Schools As Living Labs. Claudia, could you briefly describe what is the Schools As Living Labs methodology?
Claudia Aguirre. The general idea is to implement a different way of learning, empowering students to become actors of their own educational journey and provide meaning to what they learn at school by integrating learning in real-life communities and settings.
We decided to adapt the living-lab methodology to the school context which is an open-innovation methodology where people participate horizontally in an innovation process to co-create solutions to real problems.
What defines a School As Living Labs project is quite simple: it must address a real issue; all impacted actors must be involved in the process and they must create quick prototypes to put their ideas into practice and evaluate them. That’s all! We made it simple and flexible so that it could be adapted to different cultural environments, schedules, locations or curriculums. Simplicity is the keyword here!
Q. How did you manage to create one methodology that can then be used and owned by very different schools in very different countries?
Claudia Aguirre. I think the strength of the SALL methodology is the way how it was designed, or co-designed I should say. Co-creation is a part of TRACES’ DNA. It’s also 100% embodied in the living-lab philosophy. Not using this approach would simply not have been possible! And it would have been inappropriate to deliver a ‘step-by-step instruction manual’ when the final idea is to develop a collaborative-based learning approach where trust and relationship are central.
We worked really closely with all the partners of this project and with 2 experts in living-lab: Malvina Artheau and Didier Laval, to design an accessible and adaptable methodology, suitable for their various contexts. It was a long process, carried out over many steps: gather resources and literature, create a common culture, collect fears and anxieties, and start making connection with known things. Based on this, we designed a first version of the SALL methodology.
The methodology was then tested in 42 schools across Europe for almost 6 months. During this period, we collected feedback from teachers and developed supporting tools. What was really useful for us was to organise ‘Case Clinic meetings’ where teachers and national coordinators could highlight the obstacles they were facing, things that were missing but also share the creative materials and tools they developed themselves to tackle challenges that we didn’t foresee. And that was highly valuable and gave us meaningful resources to release an enhanced version of the methodology. It’s a 22-page hands-on manual helping science educators to implement open-schooling projects with tested and approved examples and practices.
Q. What does this co-creation approach bring to students and teachers?
Claudia Aguirre.

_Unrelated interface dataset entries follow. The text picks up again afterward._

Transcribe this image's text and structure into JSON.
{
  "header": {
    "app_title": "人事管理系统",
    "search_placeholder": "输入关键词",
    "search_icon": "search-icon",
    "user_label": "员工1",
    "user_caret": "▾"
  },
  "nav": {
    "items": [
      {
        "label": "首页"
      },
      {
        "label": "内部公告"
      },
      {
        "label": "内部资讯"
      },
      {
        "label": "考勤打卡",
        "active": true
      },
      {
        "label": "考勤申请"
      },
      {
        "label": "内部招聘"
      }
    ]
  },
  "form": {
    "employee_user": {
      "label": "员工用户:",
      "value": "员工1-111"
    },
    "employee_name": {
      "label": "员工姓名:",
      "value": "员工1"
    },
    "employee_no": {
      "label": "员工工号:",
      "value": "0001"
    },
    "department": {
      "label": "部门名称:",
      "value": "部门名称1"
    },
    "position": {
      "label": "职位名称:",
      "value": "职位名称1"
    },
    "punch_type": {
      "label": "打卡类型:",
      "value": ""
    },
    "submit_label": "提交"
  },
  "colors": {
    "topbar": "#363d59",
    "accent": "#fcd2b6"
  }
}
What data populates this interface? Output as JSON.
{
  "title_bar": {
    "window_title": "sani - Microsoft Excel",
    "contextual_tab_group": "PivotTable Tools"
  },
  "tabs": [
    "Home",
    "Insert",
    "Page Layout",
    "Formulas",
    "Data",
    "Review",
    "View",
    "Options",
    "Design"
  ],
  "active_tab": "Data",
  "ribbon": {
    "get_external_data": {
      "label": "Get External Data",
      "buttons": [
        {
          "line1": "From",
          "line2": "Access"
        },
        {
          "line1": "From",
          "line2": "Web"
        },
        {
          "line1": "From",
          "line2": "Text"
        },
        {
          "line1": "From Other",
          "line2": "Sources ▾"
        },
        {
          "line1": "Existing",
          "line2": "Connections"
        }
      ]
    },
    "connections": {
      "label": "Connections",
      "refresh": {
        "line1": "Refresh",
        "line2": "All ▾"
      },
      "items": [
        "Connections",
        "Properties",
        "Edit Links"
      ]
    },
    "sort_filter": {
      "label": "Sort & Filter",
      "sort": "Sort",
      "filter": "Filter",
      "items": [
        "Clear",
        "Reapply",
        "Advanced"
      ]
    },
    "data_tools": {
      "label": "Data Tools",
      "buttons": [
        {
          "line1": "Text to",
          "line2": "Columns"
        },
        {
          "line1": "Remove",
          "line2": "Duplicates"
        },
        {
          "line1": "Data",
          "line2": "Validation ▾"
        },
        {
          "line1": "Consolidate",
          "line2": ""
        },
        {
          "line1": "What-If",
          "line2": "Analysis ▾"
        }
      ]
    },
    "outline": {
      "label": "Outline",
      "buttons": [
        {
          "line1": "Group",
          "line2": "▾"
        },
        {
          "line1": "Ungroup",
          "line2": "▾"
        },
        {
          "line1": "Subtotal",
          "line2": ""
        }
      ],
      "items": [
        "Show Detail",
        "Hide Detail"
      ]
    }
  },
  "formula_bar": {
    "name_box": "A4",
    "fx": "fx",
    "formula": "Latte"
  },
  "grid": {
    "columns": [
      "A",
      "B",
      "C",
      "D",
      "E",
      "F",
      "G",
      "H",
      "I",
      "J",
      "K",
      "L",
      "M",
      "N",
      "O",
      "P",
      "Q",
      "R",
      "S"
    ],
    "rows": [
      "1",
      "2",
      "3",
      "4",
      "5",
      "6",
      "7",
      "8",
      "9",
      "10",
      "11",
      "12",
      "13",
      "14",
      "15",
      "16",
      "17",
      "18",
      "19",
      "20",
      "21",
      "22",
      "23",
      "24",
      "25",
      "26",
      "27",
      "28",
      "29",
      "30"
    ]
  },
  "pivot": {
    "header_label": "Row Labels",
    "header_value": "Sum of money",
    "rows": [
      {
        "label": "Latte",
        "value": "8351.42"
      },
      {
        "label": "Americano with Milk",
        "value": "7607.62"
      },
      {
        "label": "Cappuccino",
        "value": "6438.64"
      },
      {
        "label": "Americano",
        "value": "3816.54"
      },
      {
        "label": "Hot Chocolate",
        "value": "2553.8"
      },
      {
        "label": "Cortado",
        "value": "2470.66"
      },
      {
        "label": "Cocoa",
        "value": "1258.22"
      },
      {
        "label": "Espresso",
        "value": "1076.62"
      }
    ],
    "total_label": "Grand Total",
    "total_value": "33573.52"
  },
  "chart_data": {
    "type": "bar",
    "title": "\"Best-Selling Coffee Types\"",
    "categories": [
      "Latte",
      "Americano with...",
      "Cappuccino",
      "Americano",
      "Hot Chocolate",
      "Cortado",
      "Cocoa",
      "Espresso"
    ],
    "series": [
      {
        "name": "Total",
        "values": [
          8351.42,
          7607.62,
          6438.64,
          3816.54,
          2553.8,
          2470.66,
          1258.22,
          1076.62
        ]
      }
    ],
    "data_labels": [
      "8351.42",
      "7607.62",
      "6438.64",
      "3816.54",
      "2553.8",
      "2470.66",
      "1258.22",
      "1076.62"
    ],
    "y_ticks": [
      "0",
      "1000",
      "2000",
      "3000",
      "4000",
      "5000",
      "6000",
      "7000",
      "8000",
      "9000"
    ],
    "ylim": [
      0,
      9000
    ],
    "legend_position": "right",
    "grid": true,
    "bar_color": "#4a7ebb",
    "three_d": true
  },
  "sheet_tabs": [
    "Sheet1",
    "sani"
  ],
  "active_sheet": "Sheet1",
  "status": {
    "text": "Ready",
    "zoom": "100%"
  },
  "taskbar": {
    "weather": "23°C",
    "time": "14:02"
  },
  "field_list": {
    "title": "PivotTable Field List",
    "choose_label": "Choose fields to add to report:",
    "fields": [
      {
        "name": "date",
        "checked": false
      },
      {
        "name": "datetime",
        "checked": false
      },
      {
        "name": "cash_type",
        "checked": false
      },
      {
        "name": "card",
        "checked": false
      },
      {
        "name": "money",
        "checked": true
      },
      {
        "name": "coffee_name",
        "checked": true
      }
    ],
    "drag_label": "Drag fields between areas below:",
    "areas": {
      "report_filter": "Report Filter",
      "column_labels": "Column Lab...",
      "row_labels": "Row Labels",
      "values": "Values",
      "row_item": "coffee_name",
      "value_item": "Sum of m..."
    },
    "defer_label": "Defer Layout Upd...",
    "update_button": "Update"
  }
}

It’s a tough question but, clearly, something built by and with different people benefits from the variety of expertise involved. When biologists study a biological phenomenon, they develop excellent biological solutions. But if you bring a physician, a mathematician and a chemist around the table, they will all start to consider this biological phenomenon from different aspects and it will provide very significant input to the research results. It’s the same here.
Different profiles were involved in this co-creation process: experts in living-lab, researchers, teachers, science educators, museum professionals, explainers, engineers, etc. Their collaboration led to creating a highly-adaptable methodology with a variety of tools that meet different ways of learning. It might be anecdotal, but teachers shared that the SALL methodology was extremely helpful to give room to students who do not feel at home in school, or are extremely shy with adults, or have other ways of experiencing schooling. I also think that it’s highly valuable for students to be engaged with reality sooner in their life. The SALL methodology helps to better understand why we need to learn and how to choose a professional career. Being in contact sooner with different approaches and perspectives on societal issues is a huge plus for students. It helps to attenuate the shock students may have when they first encounter real life outside school.
Want to be involved in open schooling?
More than 50 schools across Europe are already implementing the Schools As Living Labs methodology, transforming their teaching approach to become open-education spaces serving the society. Our next step is to expand this community across 10 countries and 400+ schools: Croatia, Cyprus, Estonia, France, Greece, Israel, Portugal, Serbia, Spain, The Netherlands. If you want to join this open schooling movement, leave us your contact details and our national coordinators will contact you (firstname.lastname@example.org)